The Food Sovereignty Movement wants more than that with local foods, it champions more freedom in food choices for consumers who don't mind passing up food safety regulations.

Last month, Maine became the second state to pass laws that follows that movement, the bipartisan bill affirms the rights of cities and towns to regulate local food production. Meaning farmers and food producers can sell products that haven't been inspected or licensed by state or federal regulators. As an example, a neighbor could buy a gallon of unprocessed milk from a dairy farm.

But there's a lot of risk involved in buying uninspected milk, meat, or eggs. It's easy to get sick from food that hasn't been pasteurized.

Dr. Ruth MacDonald Chair of the Food Science and Human Nutrition at Iowa State University has noticed a trend of people wanting to know where their food is coming from by buying locally. She says that's good but people should also know the risks.

"A lot of the laws that we have put into place since we've moved into the direction of having more laws around the food supply are for specific reasons. They are because milk used to be a major source of child illnesses, diarrhea, cholera, tuberculosis was spread through milk." MacDonald says, "We don't have that anymore, no one knows people that got sick because they drank contaminated milk."

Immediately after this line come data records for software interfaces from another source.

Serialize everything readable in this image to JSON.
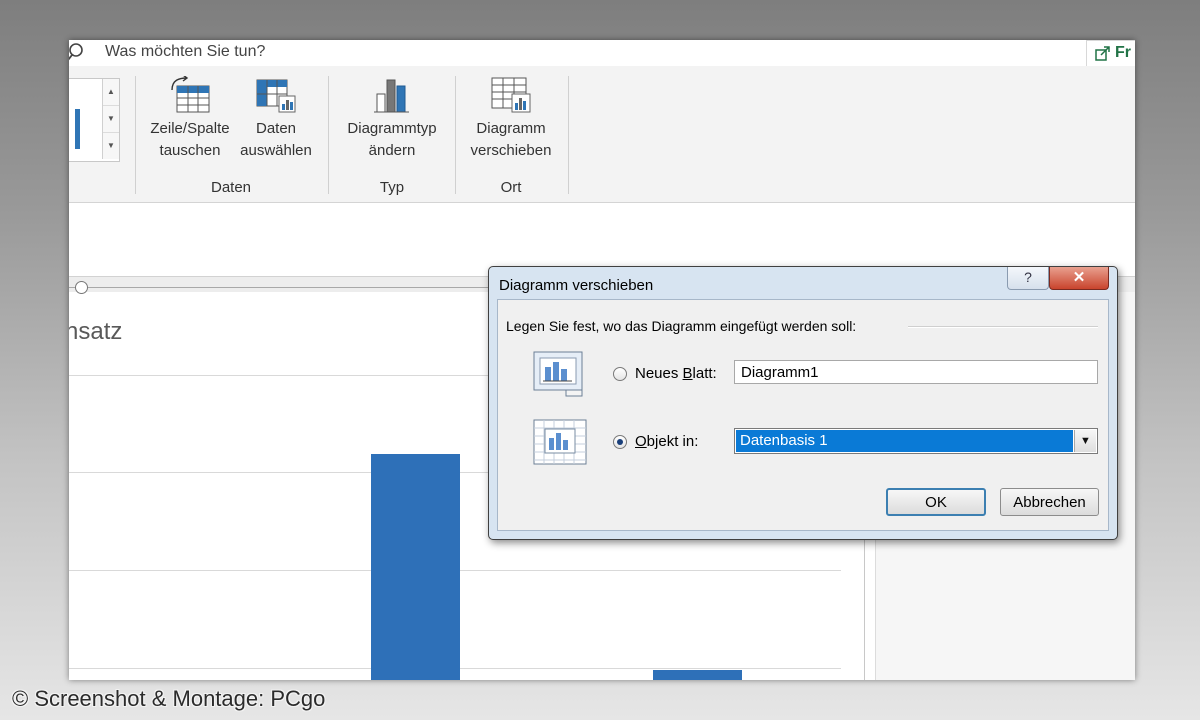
{
  "tell_me": {
    "placeholder": "Was möchten Sie tun?"
  },
  "share": {
    "label": "Fr"
  },
  "ribbon": {
    "buttons": {
      "switch_row_col": {
        "line1": "Zeile/Spalte",
        "line2": "tauschen"
      },
      "select_data": {
        "line1": "Daten",
        "line2": "auswählen"
      },
      "change_type": {
        "line1": "Diagrammtyp",
        "line2": "ändern"
      },
      "move_chart": {
        "line1": "Diagramm",
        "line2": "verschieben"
      }
    },
    "groups": {
      "data": "Daten",
      "type": "Typ",
      "location": "Ort"
    }
  },
  "chart": {
    "title_fragment": "nsatz",
    "accent_color": "#2e70b8"
  },
  "dialog": {
    "title": "Diagramm verschieben",
    "help": "?",
    "close": "✕",
    "prompt": "Legen Sie fest, wo das Diagramm eingefügt werden soll:",
    "options": {
      "new_sheet": {
        "label_pre": "Neues ",
        "label_key": "B",
        "label_post": "latt:",
        "value": "Diagramm1",
        "checked": false
      },
      "object_in": {
        "label_pre": "",
        "label_key": "O",
        "label_post": "bjekt in:",
        "value": "Datenbasis 1",
        "checked": true
      }
    },
    "ok": "OK",
    "cancel": "Abbrechen"
  },
  "watermark": "© Screenshot & Montage: PCgo"
}
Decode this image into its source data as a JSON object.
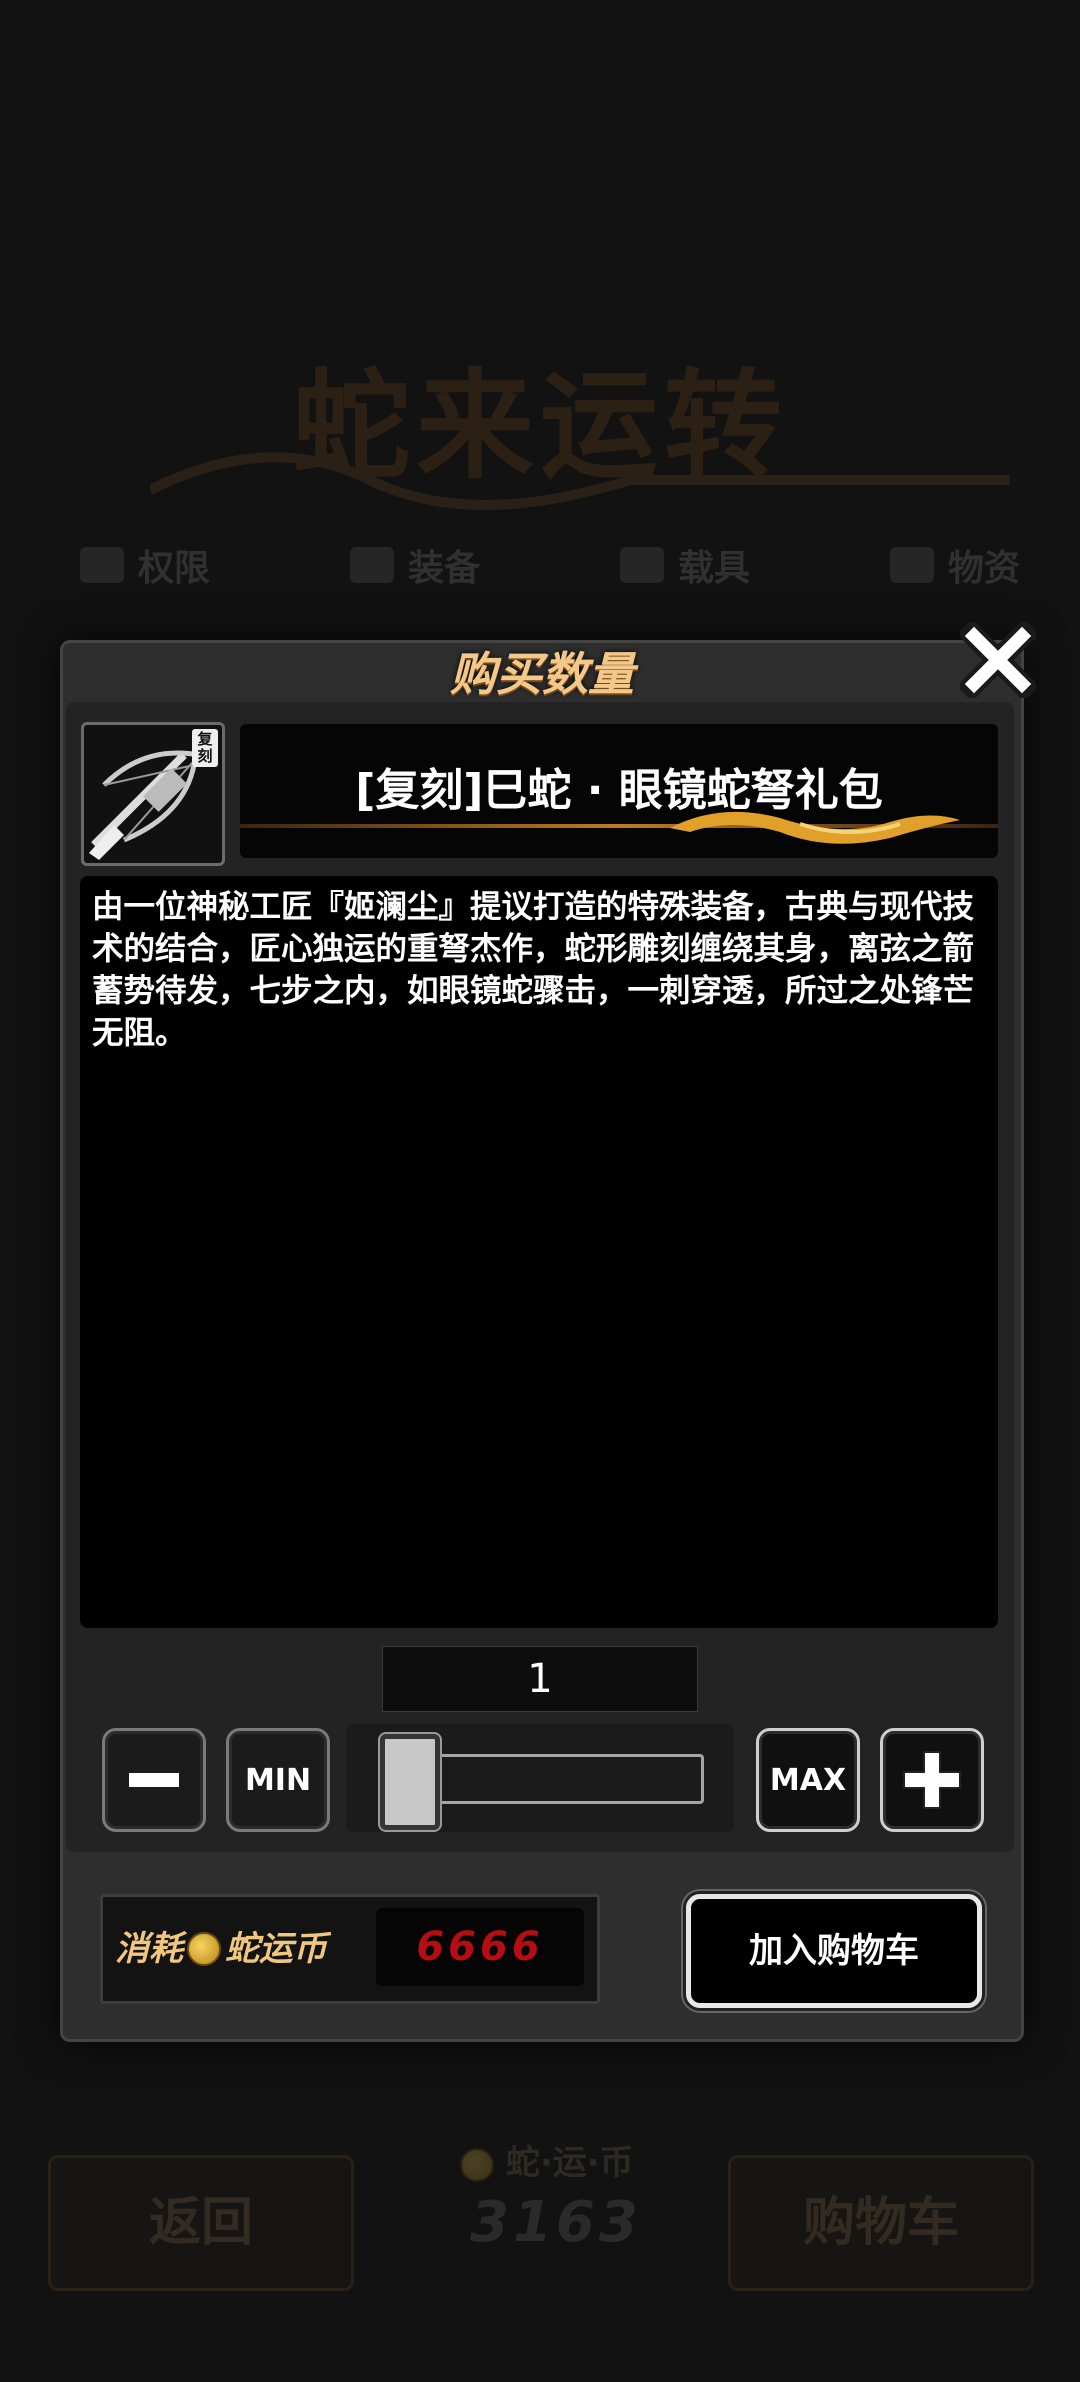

Children and elderly people especially are susceptible to food borne illnesses and with new laws, like Maine's, it's unclear who is liable if someone does get sick.

Groups like the Maine Cheese Guild opposed the food sovereignty bill, claiming a breakout of illness because of a lack of inspection could taint the entire industry.